* _Instructions for the task_
Search the data for the word "Shift" and copy out every line that has it.

* _Task input_
=== Begin Enclosure ===
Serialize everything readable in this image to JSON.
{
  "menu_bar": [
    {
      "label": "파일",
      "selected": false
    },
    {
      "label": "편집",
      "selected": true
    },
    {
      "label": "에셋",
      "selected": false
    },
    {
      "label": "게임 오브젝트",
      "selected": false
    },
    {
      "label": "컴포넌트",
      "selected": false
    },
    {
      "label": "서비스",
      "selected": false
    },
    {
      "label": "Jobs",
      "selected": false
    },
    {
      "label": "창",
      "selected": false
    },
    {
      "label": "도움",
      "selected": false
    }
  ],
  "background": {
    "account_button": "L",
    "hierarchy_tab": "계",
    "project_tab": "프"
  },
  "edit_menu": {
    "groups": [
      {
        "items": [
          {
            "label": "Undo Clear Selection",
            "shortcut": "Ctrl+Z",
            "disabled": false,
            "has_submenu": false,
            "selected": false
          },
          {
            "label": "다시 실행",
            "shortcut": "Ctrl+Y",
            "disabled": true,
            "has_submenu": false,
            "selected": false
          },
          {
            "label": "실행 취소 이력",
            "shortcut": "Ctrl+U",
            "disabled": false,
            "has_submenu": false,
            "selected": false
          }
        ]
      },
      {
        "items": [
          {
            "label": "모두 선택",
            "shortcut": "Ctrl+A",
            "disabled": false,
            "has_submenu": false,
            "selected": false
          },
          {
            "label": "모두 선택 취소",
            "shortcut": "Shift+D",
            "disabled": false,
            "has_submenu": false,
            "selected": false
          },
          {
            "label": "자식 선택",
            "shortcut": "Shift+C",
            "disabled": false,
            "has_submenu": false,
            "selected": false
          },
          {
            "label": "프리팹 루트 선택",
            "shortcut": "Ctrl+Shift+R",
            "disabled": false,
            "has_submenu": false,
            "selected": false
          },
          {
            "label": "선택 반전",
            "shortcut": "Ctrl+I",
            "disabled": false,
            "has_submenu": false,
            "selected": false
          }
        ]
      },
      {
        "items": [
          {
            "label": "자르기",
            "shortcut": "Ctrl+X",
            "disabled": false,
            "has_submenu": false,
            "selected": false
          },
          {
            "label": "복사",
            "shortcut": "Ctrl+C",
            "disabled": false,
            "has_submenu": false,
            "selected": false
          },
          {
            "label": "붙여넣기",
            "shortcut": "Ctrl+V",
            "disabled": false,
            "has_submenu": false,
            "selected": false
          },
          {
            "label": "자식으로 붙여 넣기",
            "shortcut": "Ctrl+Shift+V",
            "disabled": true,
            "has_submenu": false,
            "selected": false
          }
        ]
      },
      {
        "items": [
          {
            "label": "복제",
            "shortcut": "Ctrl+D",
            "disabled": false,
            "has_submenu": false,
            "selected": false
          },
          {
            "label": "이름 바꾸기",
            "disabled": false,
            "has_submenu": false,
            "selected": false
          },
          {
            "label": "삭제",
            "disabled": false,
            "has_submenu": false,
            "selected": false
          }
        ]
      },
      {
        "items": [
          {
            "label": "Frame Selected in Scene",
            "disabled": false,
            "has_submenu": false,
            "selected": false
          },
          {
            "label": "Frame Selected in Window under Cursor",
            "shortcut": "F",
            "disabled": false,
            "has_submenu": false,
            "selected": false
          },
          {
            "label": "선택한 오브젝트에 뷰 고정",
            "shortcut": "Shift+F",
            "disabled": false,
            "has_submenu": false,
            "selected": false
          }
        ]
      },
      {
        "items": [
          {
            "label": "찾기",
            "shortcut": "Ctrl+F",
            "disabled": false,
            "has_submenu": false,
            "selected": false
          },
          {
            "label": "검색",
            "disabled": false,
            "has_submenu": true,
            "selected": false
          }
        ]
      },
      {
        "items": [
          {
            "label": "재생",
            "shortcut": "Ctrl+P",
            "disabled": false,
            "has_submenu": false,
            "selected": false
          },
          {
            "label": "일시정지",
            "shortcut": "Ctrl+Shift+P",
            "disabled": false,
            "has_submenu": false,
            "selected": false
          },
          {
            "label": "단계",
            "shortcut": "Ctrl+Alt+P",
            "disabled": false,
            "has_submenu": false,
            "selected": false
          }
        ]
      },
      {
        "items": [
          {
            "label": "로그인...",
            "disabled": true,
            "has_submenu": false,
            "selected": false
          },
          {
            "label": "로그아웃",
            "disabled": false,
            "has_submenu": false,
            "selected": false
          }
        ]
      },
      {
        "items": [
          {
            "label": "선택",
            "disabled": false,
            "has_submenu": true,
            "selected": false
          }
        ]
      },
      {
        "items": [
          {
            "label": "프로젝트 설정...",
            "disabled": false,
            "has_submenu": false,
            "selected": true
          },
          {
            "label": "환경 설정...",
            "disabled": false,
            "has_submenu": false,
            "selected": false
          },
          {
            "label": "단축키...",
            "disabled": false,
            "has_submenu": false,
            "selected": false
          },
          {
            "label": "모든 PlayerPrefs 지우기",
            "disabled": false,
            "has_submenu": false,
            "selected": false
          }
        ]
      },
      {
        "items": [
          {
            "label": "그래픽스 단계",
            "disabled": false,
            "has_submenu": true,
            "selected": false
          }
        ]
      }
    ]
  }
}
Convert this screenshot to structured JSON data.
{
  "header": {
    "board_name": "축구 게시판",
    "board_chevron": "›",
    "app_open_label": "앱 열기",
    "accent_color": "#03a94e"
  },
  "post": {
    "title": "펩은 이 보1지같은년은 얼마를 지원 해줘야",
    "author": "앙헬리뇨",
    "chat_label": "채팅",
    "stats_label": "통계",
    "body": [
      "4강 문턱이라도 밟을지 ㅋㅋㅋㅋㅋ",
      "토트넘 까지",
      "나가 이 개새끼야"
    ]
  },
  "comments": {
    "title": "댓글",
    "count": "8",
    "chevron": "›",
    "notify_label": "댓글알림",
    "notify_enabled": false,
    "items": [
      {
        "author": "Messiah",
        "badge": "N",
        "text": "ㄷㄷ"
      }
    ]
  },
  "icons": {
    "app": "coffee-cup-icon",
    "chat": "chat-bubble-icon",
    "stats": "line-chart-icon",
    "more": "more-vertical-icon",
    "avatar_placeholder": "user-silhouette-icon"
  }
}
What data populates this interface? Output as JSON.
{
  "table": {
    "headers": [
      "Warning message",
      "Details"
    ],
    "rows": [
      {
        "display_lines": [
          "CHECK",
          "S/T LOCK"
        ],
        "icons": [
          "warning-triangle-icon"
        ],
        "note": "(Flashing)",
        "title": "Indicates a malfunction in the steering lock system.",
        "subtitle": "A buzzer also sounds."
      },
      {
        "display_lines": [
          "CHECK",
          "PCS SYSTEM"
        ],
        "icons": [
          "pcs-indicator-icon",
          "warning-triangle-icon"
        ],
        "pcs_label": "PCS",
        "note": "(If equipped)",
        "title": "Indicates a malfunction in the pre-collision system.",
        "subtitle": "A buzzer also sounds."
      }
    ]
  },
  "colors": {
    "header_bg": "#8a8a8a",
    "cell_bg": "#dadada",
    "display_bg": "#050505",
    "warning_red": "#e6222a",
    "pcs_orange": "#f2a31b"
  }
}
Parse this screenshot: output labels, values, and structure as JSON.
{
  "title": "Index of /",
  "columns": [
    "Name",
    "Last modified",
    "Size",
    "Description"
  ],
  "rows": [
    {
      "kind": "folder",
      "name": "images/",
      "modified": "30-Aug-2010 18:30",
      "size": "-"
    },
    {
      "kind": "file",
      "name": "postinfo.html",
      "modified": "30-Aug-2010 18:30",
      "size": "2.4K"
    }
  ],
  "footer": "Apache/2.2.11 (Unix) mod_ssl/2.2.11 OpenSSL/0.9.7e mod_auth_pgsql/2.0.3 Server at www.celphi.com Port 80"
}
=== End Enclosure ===
* _Written solution_
            "shortcut": "Shift+D",
            "shortcut": "Shift+C",
            "shortcut": "Ctrl+Shift+R",
            "shortcut": "Ctrl+Shift+V",
            "shortcut": "Shift+F",
            "shortcut": "Ctrl+Shift+P",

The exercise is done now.